Sarah Taylor, MSW, PhD is a parent of a child in special education in AUSD and an Associate Professor of Social Work at Cal State East Bay.
How Will AUSD Respond to Landmark Ruling for Special Education Students?
On March 22, the Supreme Court of the United States issued a unanimous landmark ruling in the Board of Education of the Hendrick Hudson Central School District v. Rowley case raising the standards of progress for students in special education. The Supreme Court overturned a lower court’s ruling that students only need to make minimal progress and found that the Individuals with Disabilities Education Act (IDEA) “requires an educational program reasonably calculated to enable a child to make progress appropriate in light of the child’s circumstances.”
Though the legal lingo in this ruling makes it difficult for the layperson to interpret, the ultimate takeaway is that school districts must do more to support students with disabilities.
The ruling was based on a case involving a Colorado student, Endrew F., who was experiencing extraordinary challenges in his educational program and not making progress in his learning. Endrew’s parents enrolled him in a private school where he began to thrive. The parents asked their school district to pay the private school tuition, and the district declined.
Lower courts ruled in favor of the school district, but the Supreme Court unanimously ruled in favor of the child and family. This case is especially pertinent to Alameda Unified School District (AUSD).
At the Alameda Board of Education meeting on Feb. 28, parents of children enrolled in special education brought numerous complaints, many of which echoed the concerns noted by AUSD parent Farhad Matin in his letter to the editor (“AUSD Policy Outrages Parent,” Jan. 26).
Parents assert that their children are not receiving needed services and support and that too often legal action is necessary to access an individualized, free and appropriate education program, as required by IDEA. The need to advocate for services leaves too many children at risk of not having access to an appropriate education since not all families have the time or resources to hire lawyers or other professional advocates.
AUSD is in the initial phases of developing a strategic plan for special education (as announced in their press release on Feb. 24). I urge the Special Education Strategic Planning Group to thoroughly explore how AUSD will ensure that students are adequately supported so that they meet the new higher standard of progress established in today’s Supreme Court ruling.

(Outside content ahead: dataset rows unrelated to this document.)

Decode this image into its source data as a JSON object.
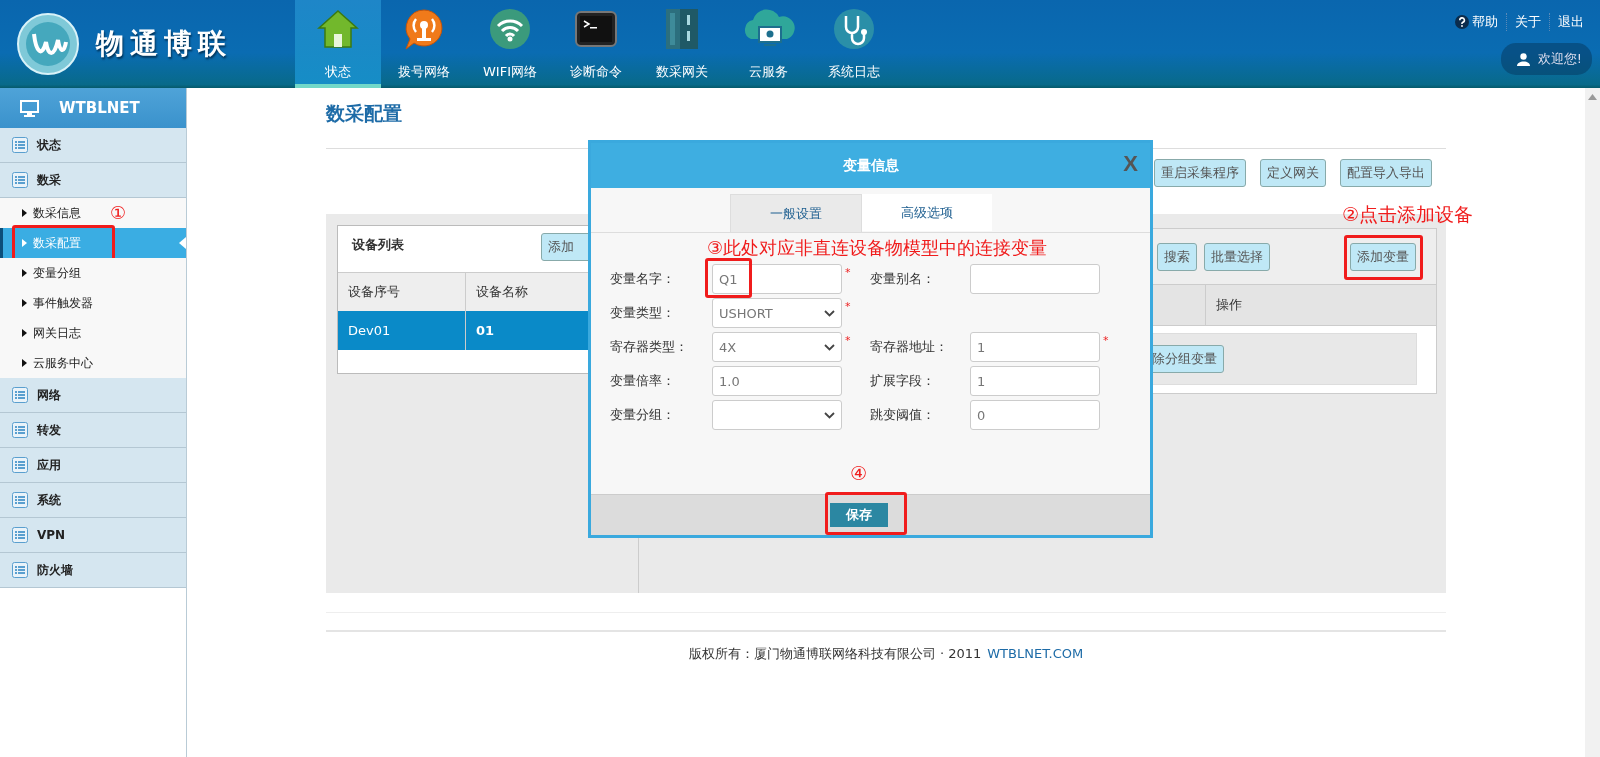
{
  "header": {
    "logo_text": "物通博联",
    "nav": [
      {
        "label": "状态",
        "selected": true
      },
      {
        "label": "拨号网络",
        "selected": false
      },
      {
        "label": "WIFI网络",
        "selected": false
      },
      {
        "label": "诊断命令",
        "selected": false
      },
      {
        "label": "数采网关",
        "selected": false
      },
      {
        "label": "云服务",
        "selected": false
      },
      {
        "label": "系统日志",
        "selected": false
      }
    ],
    "links": [
      "帮助",
      "关于",
      "退出"
    ],
    "welcome": "欢迎您!"
  },
  "sidebar": {
    "title": "WTBLNET",
    "items": [
      {
        "label": "状态"
      },
      {
        "label": "数采",
        "children": [
          {
            "label": "数采信息",
            "selected": false,
            "highlighted": false
          },
          {
            "label": "数采配置",
            "selected": true,
            "highlighted": true,
            "note": "①"
          },
          {
            "label": "变量分组",
            "selected": false,
            "highlighted": false
          },
          {
            "label": "事件触发器",
            "selected": false,
            "highlighted": false
          },
          {
            "label": "网关日志",
            "selected": false,
            "highlighted": false
          },
          {
            "label": "云服务中心",
            "selected": false,
            "highlighted": false
          }
        ]
      },
      {
        "label": "网络"
      },
      {
        "label": "转发"
      },
      {
        "label": "应用"
      },
      {
        "label": "系统"
      },
      {
        "label": "VPN"
      },
      {
        "label": "防火墙"
      }
    ]
  },
  "page": {
    "title": "数采配置",
    "toolbar": [
      "重启采集程序",
      "定义网关",
      "配置导入导出"
    ],
    "device_list": {
      "title": "设备列表",
      "add_button": "添加",
      "columns": [
        "设备序号",
        "设备名称"
      ],
      "rows": [
        {
          "cells": [
            "Dev01",
            "01"
          ],
          "selected": true
        }
      ]
    },
    "variables": {
      "buttons": [
        "搜索",
        "批量选择"
      ],
      "add_button": {
        "label": "添加变量",
        "highlighted": true,
        "note": "②点击添加设备"
      },
      "columns": [
        "操作"
      ],
      "group_button": "除分组变量"
    }
  },
  "dialog": {
    "title": "变量信息",
    "close": "X",
    "tabs": [
      {
        "label": "一般设置",
        "selected": true
      },
      {
        "label": "高级选项",
        "selected": false
      }
    ],
    "note": "③此处对应非直连设备物模型中的连接变量",
    "rows": [
      [
        {
          "label": "变量名字：",
          "kind": "input",
          "value": "Q1",
          "mark": "*",
          "highlighted": true
        },
        {
          "label": "变量别名：",
          "kind": "input"
        }
      ],
      [
        {
          "label": "变量类型：",
          "kind": "select",
          "value": "USHORT",
          "mark": "*"
        }
      ],
      [
        {
          "label": "寄存器类型：",
          "kind": "select",
          "value": "4X",
          "mark": "*"
        },
        {
          "label": "寄存器地址：",
          "kind": "input",
          "value": "1",
          "mark": "*"
        }
      ],
      [
        {
          "label": "变量倍率：",
          "kind": "input",
          "value": "1.0"
        },
        {
          "label": "扩展字段：",
          "kind": "input",
          "value": "1"
        }
      ],
      [
        {
          "label": "变量分组：",
          "kind": "select"
        },
        {
          "label": "跳变阈值：",
          "kind": "input",
          "value": "0"
        }
      ]
    ],
    "save_button": {
      "label": "保存",
      "highlighted": true,
      "note": "④"
    }
  },
  "footer": {
    "text": "版权所有：厦门物通博联网络科技有限公司 · 2011",
    "link": "WTBLNET.COM"
  }
}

The group should begin by gathering high quality, unbiased data about current student progress, disagreements between families and AUSD over the past several years, and how those disputes were settled. Then they should develop specific, measurable strategies for ensuring that AUSD complies with this new ruling and create a plan for evaluating the district’s progress in providing a free and appropriate education to all students in special education. AUSD should report here in the Alameda Sun frequently on the Special Education Strategic Planning Group’s progress in this area so that all community members can be informed.